The Greens, National, ACT, and an ex-Reserve Bank chairman are all on the same side - calling for an inquiry into the economic response to COVID-19.
They say inflation and increased inequality are a result of the Government's COVID cash and the Reserve Bank's money printing.
It was the dawn of unprecedented times and required unprecedented spending: A lockdown was needed to shut down COVID.
"The worst-case scenario is simply intolerable," said Prime Minister Jacinda Ardern in March 2020, as New Zealand's first lockdown loomed.
To keep Kiwis working, the COVID cash floodgates opened for the wage subsidy and business support. Meanwhile, to keep Kiwis spending and borrowing, the Reserve Bank slashed interest rates and pumped out cash.
"While they started out with the right intentions and probably the right policies they didn't think far enough ahead as to what their actions would do to inflation," Arthur Grimes, a former Reserve Bank chairman, told Newshub on Thursday.
To get a sense of the seismic amount of stimulus, here it is with all the zeros: $58,400,000,000 from the COVID Response and Recovery Fund, and the Reserve Bank essentially printed $54,000,000,000.
Grimes said the response was overcooked.
"The Reserve Bank kept on accelerating right until the red light came up saying, whoops inflation's a huge problem now, it's too late to respond," said Grimes.
He argues the Reserve Bank printed too much money for too long and should have hiked interest rates sooner.
"Once you see the white of the eyes of inflation it's too late," Grimes said.
Pumping cash into the economy also led to skyrocketing increases in asset prices, like houses.
The average house price growth across all OECD countries has been just over 10 percent. But towards the end of 2021, houses here in New Zealand had increased by almost 30 percent - more than any other country.
Compare that to Mexico, which had the lowest growth between the fourth quarter of 2019 and the third quarter of 2021 at 1.7 percent, or the likes of the United Kingdom (8.3 percent), the United States (20.2 percent), and Australia (20.8 percent). It's reported by the OECD that prices would have gone up 10 percent here if the pandemic didn't happen.
"Obviously, we've seen massive house price inflation, but on top of that, the deepening of inequality," said Green MP Chlöe Swarbrick.
Swarbrick has been asking for a Select Committee inquiry for five months, but every time Labour has used its majority to block it.
"The New Zealand public deserves transparency of understanding about what's happened in this once in a generation, completely unprecedented pandemic because we're still feeling the effects of it right now," she said.
National has the Greens' back.
"New Zealanders are suffering every week and they need to know if mistakes were made that could be avoided in the future," said National's finance spokesperson Nicola Willis.
ACT leader David Seymour has long been calling for a Royal Commission of Inquiry into the COVID response. He said ACT also supports a Select Committee inquiry - if Labour would stop blocking it.
"I asked the Reserve Bank Governor about this back in the start of 2020. They have massively shattered the dreams of young New Zealanders who have seen their house prices get inflated further into the distance."
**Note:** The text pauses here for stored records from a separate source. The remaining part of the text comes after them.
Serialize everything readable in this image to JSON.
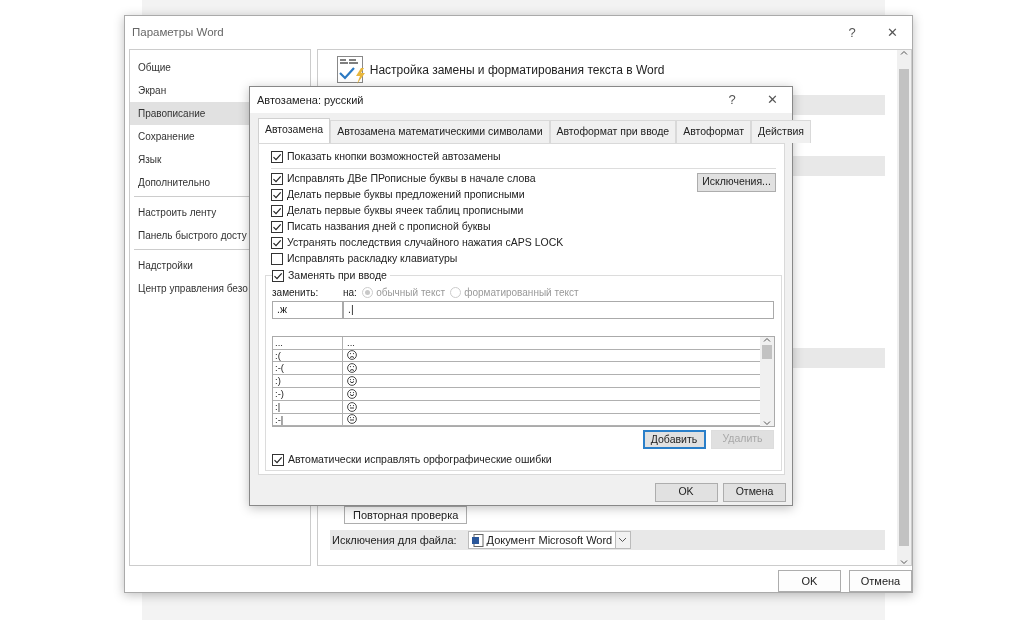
{
  "options_window": {
    "title": "Параметры Word",
    "help": "?",
    "close": "✕",
    "sidebar": {
      "groups": [
        {
          "items": [
            {
              "label": "Общие",
              "selected": false
            },
            {
              "label": "Экран",
              "selected": false
            },
            {
              "label": "Правописание",
              "selected": true
            },
            {
              "label": "Сохранение",
              "selected": false
            },
            {
              "label": "Язык",
              "selected": false
            },
            {
              "label": "Дополнительно",
              "selected": false
            }
          ]
        },
        {
          "items": [
            {
              "label": "Настроить ленту",
              "selected": false
            },
            {
              "label": "Панель быстрого досту",
              "selected": false
            }
          ]
        },
        {
          "items": [
            {
              "label": "Надстройки",
              "selected": false
            },
            {
              "label": "Центр управления безо",
              "selected": false
            }
          ]
        }
      ]
    },
    "header": "Настройка замены и форматирования текста в Word",
    "recheck_button": "Повторная проверка",
    "file_exceptions": {
      "label": "Исключения для файла:",
      "value": "Документ Microsoft Word"
    },
    "buttons": [
      "OK",
      "Отмена"
    ]
  },
  "autocorrect_dialog": {
    "title": "Автозамена: русский",
    "help": "?",
    "close": "✕",
    "tabs": [
      {
        "label": "Автозамена",
        "selected": true
      },
      {
        "label": "Автозамена математическими символами",
        "selected": false
      },
      {
        "label": "Автоформат при вводе",
        "selected": false
      },
      {
        "label": "Автоформат",
        "selected": false
      },
      {
        "label": "Действия",
        "selected": false
      }
    ],
    "show_buttons": {
      "label": "Показать кнопки возможностей автозамены",
      "checked": true
    },
    "options": [
      {
        "label": "Исправлять ДВе ПРописные буквы в начале слова",
        "checked": true
      },
      {
        "label": "Делать первые буквы предложений прописными",
        "checked": true
      },
      {
        "label": "Делать первые буквы ячеек таблиц прописными",
        "checked": true
      },
      {
        "label": "Писать названия дней с прописной буквы",
        "checked": true
      },
      {
        "label": "Устранять последствия случайного нажатия cAPS LOCK",
        "checked": true
      },
      {
        "label": "Исправлять раскладку клавиатуры",
        "checked": false
      }
    ],
    "exceptions_button": "Исключения...",
    "replace_as_typed": {
      "label": "Заменять при вводе",
      "checked": true
    },
    "replace_label": "заменить:",
    "with_label": "на:",
    "format_options": [
      {
        "label": "обычный текст",
        "selected": true,
        "disabled": true
      },
      {
        "label": "форматированный текст",
        "selected": false,
        "disabled": true
      }
    ],
    "replace_value": ".ж",
    "with_value": ".|",
    "entries": [
      {
        "from": "...",
        "kind": "text",
        "to": "..."
      },
      {
        "from": ":(",
        "kind": "sad"
      },
      {
        "from": ":-(",
        "kind": "sad"
      },
      {
        "from": ":)",
        "kind": "smile"
      },
      {
        "from": ":-)",
        "kind": "smile"
      },
      {
        "from": ":|",
        "kind": "neutral"
      },
      {
        "from": ":-|",
        "kind": "neutral"
      }
    ],
    "add_button": {
      "label": "Добавить",
      "disabled": false
    },
    "delete_button": {
      "label": "Удалить",
      "disabled": true
    },
    "auto_spelling": {
      "label": "Автоматически исправлять орфографические ошибки",
      "checked": true
    },
    "buttons": [
      "OK",
      "Отмена"
    ]
  }
}
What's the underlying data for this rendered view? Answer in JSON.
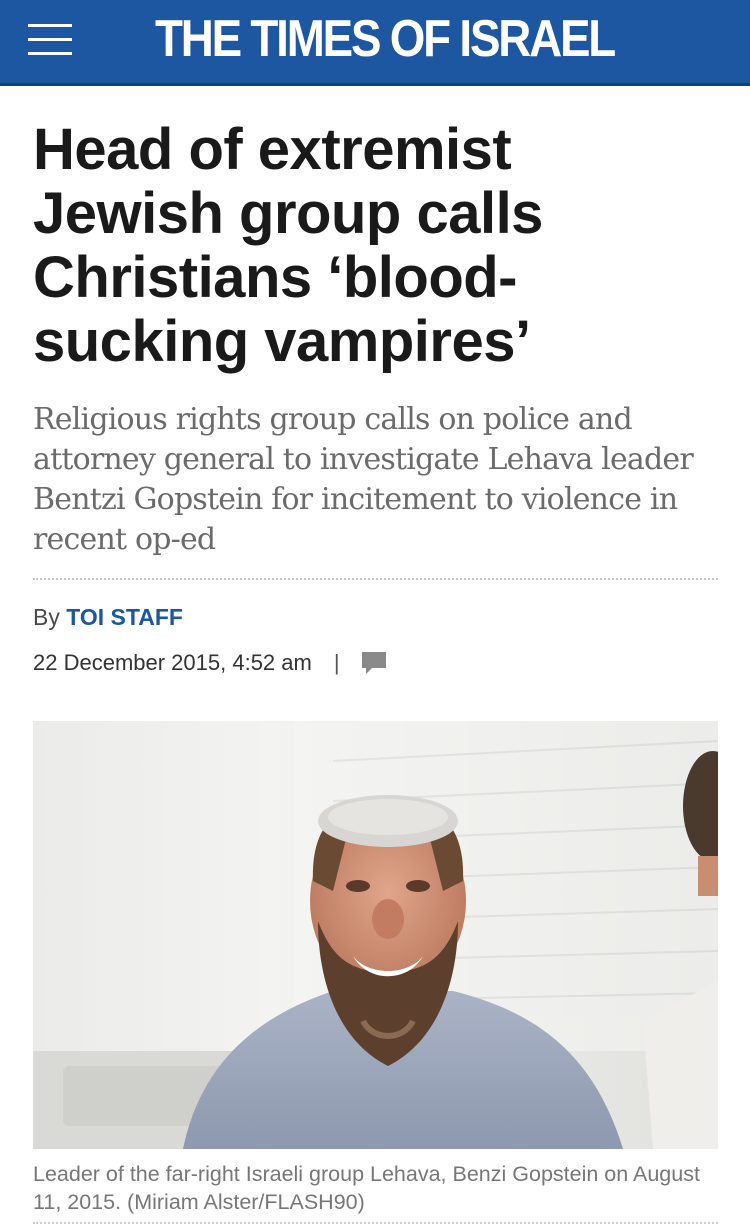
{
  "header": {
    "brand": "THE TIMES OF ISRAEL",
    "menu_icon": "hamburger-menu-icon",
    "background_color": "#1d56a1"
  },
  "article": {
    "headline": "Head of extremist Jewish group calls Christians ‘blood-sucking vampires’",
    "subheadline": "Religious rights group calls on police and attorney general to investigate Lehava leader Bentzi Gopstein for incitement to violence in recent op-ed",
    "byline_prefix": "By",
    "author": "TOI STAFF",
    "date": "22 December 2015, 4:52 am",
    "separator": "|",
    "comment_icon": "comment-bubble-icon",
    "photo_caption": "Leader of the far-right Israeli group Lehava, Benzi Gopstein on August 11, 2015. (Miriam Alster/FLASH90)"
  },
  "colors": {
    "link": "#1d56a1",
    "subhead": "#6b6b6b",
    "caption": "#777777"
  }
}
But Finance Minister Grant Robertson said there have been "numerous opportunities for Nicola Willis and other people to quiz both the Government and also officials throughout the COVID pandemic".
Grimes also wants more scrutiny of the Reserve Bank's actions
"How come so many of its senior staff have left in recent times?"
He wants to know whether the Reserve Bank's dual responsibility for keeping down inflation and unemployment influenced its decisions.
"They were solely focused on unemployment," Grimes said.
In response to another criticism of the COVID-19 response, the Reserve Bank Governor Adrian Orr acknowledged the 7.3 percent inflation, saying "decisions over recent years have influenced this outcome".
Robertson said there will be a "time and a place" for an "overall lookback".
But Grimes said "things have gone wrong".
"You won't want to leave that to a year or two down the track. You want to under cover now what's gone wrong and fix it."
An inquiry would give New Zealand a set of shared basic facts about the impacts of the COVID economic response. It would likely take a year, coming back right before the election.
But kicking the can down the road risks making the question of an inquiry an election issue itself.